Activity
Report each line of the data that contains the string "hours".

Provided records
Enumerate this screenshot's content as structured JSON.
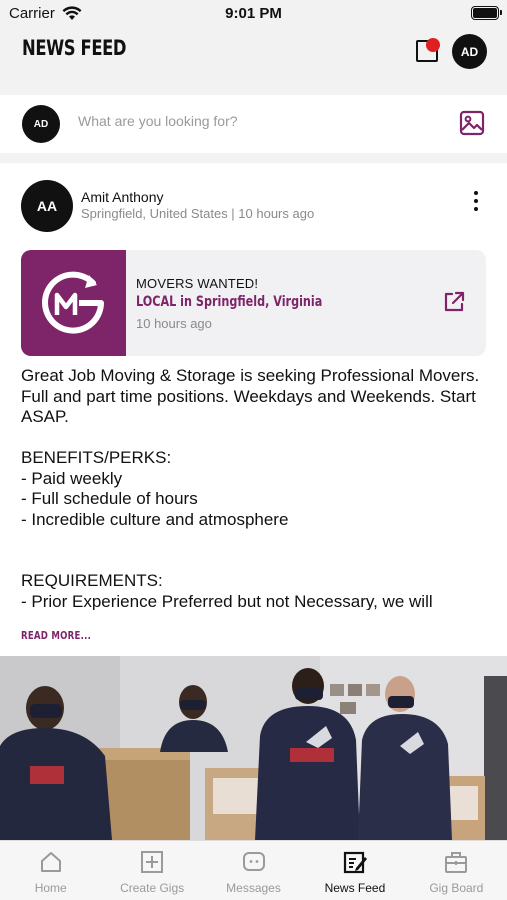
{
  "status_bar": {
    "carrier": "Carrier",
    "time": "9:01 PM"
  },
  "header": {
    "title": "NEWS FEED",
    "user_initials": "AD",
    "has_notification": true
  },
  "search": {
    "user_initials": "AD",
    "placeholder": "What are you looking for?"
  },
  "post": {
    "author_initials": "AA",
    "author_name": "Amit Anthony",
    "author_meta": "Springfield, United States | 10 hours ago",
    "gig": {
      "title": "MOVERS WANTED!",
      "location": "LOCAL in Springfield, Virginia",
      "time": "10 hours ago"
    },
    "body": "Great Job Moving & Storage is seeking Professional Movers. Full and part time positions. Weekdays and Weekends. Start ASAP.\n\nBENEFITS/PERKS:\n- Paid weekly\n- Full schedule of hours\n- Incredible culture and atmosphere\n\n\nREQUIREMENTS:\n- Prior Experience Preferred but not Necessary, we will",
    "read_more": "READ MORE..."
  },
  "tabs": [
    {
      "label": "Home",
      "icon": "home-icon",
      "active": false
    },
    {
      "label": "Create Gigs",
      "icon": "plus-square-icon",
      "active": false
    },
    {
      "label": "Messages",
      "icon": "chat-icon",
      "active": false
    },
    {
      "label": "News Feed",
      "icon": "edit-note-icon",
      "active": true
    },
    {
      "label": "Gig Board",
      "icon": "briefcase-icon",
      "active": false
    }
  ],
  "colors": {
    "accent": "#7e2468",
    "avatar": "#111111",
    "notification": "#e02020"
  }
}
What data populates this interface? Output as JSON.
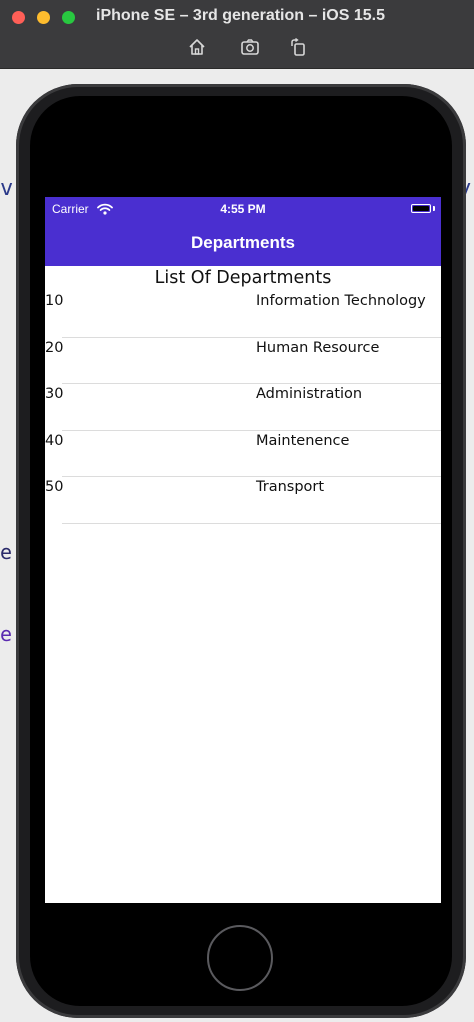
{
  "simulator": {
    "title": "iPhone SE – 3rd generation – iOS 15.5"
  },
  "status_bar": {
    "carrier": "Carrier",
    "time": "4:55 PM"
  },
  "nav": {
    "title": "Departments"
  },
  "list": {
    "title": "List Of Departments",
    "items": [
      {
        "id": "10",
        "name": "Information Technology"
      },
      {
        "id": "20",
        "name": "Human Resource"
      },
      {
        "id": "30",
        "name": "Administration"
      },
      {
        "id": "40",
        "name": "Maintenence"
      },
      {
        "id": "50",
        "name": "Transport"
      }
    ]
  },
  "colors": {
    "header": "#4a2fd0",
    "screen_bg": "#ffffff",
    "device": "#1d1d1f"
  },
  "icons": [
    "home-icon",
    "screenshot-icon",
    "rotate-icon",
    "wifi-icon",
    "battery-icon"
  ]
}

Solution below
    "author_meta": "Springfield, United States | 10 hours ago",
      "time": "10 hours ago"
    "body": "Great Job Moving & Storage is seeking Professional Movers. Full and part time positions. Weekdays and Weekends. Start ASAP.\n\nBENEFITS/PERKS:\n- Paid weekly\n- Full schedule of hours\n- Incredible culture and atmosphere\n\n\nREQUIREMENTS:\n- Prior Experience Preferred but not Necessary, we will",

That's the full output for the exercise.